The Baltimore Orioles 29-9 record in one run games probably won’t be repeated in 2013. Their 16-2 record in extra-inning games probably won’t be either. It should come as no surprise that every expert in the game is making the same statements here in late February. But to compare the 2012 Orioles to their 2013 brethren is a mistake. The Orioles won’t follow their 2012 formula to 93 wins, they’ll have their own plan for this season.
The Orioles used 12 starting pitchers in 2012 and Wei-Yin Chen led the O’s arms in innings with 192 2/3. This season they enter Spring Training with a greater understanding of their rotation talent. After Tommy Hunter‘s bullpen success (3.71 ERA, 8.5 K/9, 4.00 K/BB compared to 5.71 ERA, 4.7 K/9, 2.65 K/BB as a starter), the O’s likely won’t be tasking him with a job in the starting rotation. A full season in the pen should only help solidify one of the games top tier bullpens.
Similarly, the Orioles called on Chris Tillman on July 4 after his tear through Triple-A. Tillman started in 15 games, totaled a 2.93 ERA and earned 9 quality starts in those outings. FanGraph’s ZiP projections predict 165 2/3 innings this season, he threw just 86 with Baltimore in 2012. Assuming he’s healthy, Tillman makes the rotation an even stronger force than it was this time last year.

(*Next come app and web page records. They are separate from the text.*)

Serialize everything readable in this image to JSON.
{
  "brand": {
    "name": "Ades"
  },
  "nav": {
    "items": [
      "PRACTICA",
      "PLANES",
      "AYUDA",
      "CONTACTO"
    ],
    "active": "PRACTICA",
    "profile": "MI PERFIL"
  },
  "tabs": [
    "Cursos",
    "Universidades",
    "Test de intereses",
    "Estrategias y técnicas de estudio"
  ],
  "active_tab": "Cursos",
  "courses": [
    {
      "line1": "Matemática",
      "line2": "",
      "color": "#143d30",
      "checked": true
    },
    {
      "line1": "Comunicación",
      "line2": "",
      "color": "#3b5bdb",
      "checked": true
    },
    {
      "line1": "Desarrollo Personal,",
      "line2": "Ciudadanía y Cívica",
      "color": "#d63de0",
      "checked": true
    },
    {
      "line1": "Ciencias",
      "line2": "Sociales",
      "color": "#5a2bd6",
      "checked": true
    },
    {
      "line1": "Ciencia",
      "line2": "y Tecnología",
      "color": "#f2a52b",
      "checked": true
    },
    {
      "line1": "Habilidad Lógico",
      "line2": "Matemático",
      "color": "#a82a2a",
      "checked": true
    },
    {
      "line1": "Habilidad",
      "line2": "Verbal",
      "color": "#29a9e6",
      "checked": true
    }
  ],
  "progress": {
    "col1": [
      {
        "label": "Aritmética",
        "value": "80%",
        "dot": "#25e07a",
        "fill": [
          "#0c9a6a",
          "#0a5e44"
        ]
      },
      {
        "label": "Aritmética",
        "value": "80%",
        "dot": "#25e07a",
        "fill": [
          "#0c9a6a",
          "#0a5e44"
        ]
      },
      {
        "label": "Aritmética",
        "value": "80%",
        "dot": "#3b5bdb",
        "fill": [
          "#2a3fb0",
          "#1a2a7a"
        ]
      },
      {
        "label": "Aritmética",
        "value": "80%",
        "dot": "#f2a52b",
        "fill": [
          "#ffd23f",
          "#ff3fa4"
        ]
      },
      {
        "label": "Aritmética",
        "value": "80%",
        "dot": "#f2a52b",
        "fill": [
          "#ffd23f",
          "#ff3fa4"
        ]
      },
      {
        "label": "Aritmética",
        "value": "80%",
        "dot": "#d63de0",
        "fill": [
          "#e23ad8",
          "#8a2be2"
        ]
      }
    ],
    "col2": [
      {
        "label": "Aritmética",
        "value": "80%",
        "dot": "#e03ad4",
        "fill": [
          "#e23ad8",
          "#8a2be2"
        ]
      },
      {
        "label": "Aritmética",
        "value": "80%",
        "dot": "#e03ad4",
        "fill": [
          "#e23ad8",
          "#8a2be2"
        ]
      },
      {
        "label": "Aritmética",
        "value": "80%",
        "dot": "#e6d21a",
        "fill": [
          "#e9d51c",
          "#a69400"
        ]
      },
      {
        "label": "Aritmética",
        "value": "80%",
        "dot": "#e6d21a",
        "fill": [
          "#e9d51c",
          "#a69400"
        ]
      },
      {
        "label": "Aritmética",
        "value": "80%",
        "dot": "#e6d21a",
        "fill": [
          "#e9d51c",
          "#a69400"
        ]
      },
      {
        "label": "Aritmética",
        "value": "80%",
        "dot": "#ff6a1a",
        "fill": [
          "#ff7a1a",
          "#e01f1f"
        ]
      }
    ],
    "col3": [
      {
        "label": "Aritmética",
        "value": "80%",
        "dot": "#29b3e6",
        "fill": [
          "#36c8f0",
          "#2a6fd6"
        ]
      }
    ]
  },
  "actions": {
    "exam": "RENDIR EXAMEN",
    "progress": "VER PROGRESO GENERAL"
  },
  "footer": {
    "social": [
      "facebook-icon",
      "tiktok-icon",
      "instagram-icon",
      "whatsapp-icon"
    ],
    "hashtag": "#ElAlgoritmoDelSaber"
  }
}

A healthy Jason Hammel could completely change the Orioles rotation as well. Hammel has assured reporters that is knee feels great and seems ready to rock in 2013. The Birds number one starter had a career year with a 3.43 ERA over 118 innings pitched (his fewest since 2008). Getting him close to 200 innings would be huge for Buck Showalter’s team.
Having a full season of Nate McLouth will be big for the O’s lineup as well. McLouth only played in 55 games for the Orioles and was second on the team in stolen bases with 12. Expect to see a few more of those this season. He didn’t join the Orioles until August 4 and hit .268/.342/.435 with 7 home runs and 18 RBI with Baltimore. As a full-time left fielder, the Orioles lineup becomes more solidified than it did when they were plugging Nolan Reimold, Xavier Avery or Bill Hall in that spot the first half of 2012.
Most importantly, let’s not forget about defense. Before Manny Machado was called up to play third base (August 9), the Orioles were one of the worst defensive teams in the league. Wilson Betemit and Mark Reynolds couldn’t cut it on the left side of the infield, but Machado’s glove and instincts completely changed their play. The O’s went 33-18 in their games with Machado manning the bag down.
To look at the Orioles 2012 season as a whole and make a summation of it would be a big mistake. April through July the Orioles went 55-49 with a -51 run differential. August through October (regular season) the O’s went 38-20 with a +58 run differential. The August through October team had McLouth and Machado, Tommy Hunter in the bullpen, Chris Tillman in the rotation and, later on, Dylan Bundy on the staff as well. This year they’ll have all that, plus a healthy Nick Markakis, Jason Hammel and even Nolan Reimold.
Any experts that want to compare the 2013 to 2012 teams because they have similar rosters are doing a disservice to themselves for not noting the dramatic changes Buck Showalter‘s team underwent to propel them to 93 wins last year. I see the 2013 Orioles as the August-October Orioles. They’re playing in a tougher division this go around with improvements in Toronto and Boston, but their current roster made them a contender last year.
I don’t expect the O’s narrative this season to be about close wins or run differentials because a closer look will reveal that story really wasn’t a part of narrative for this current crop of guys.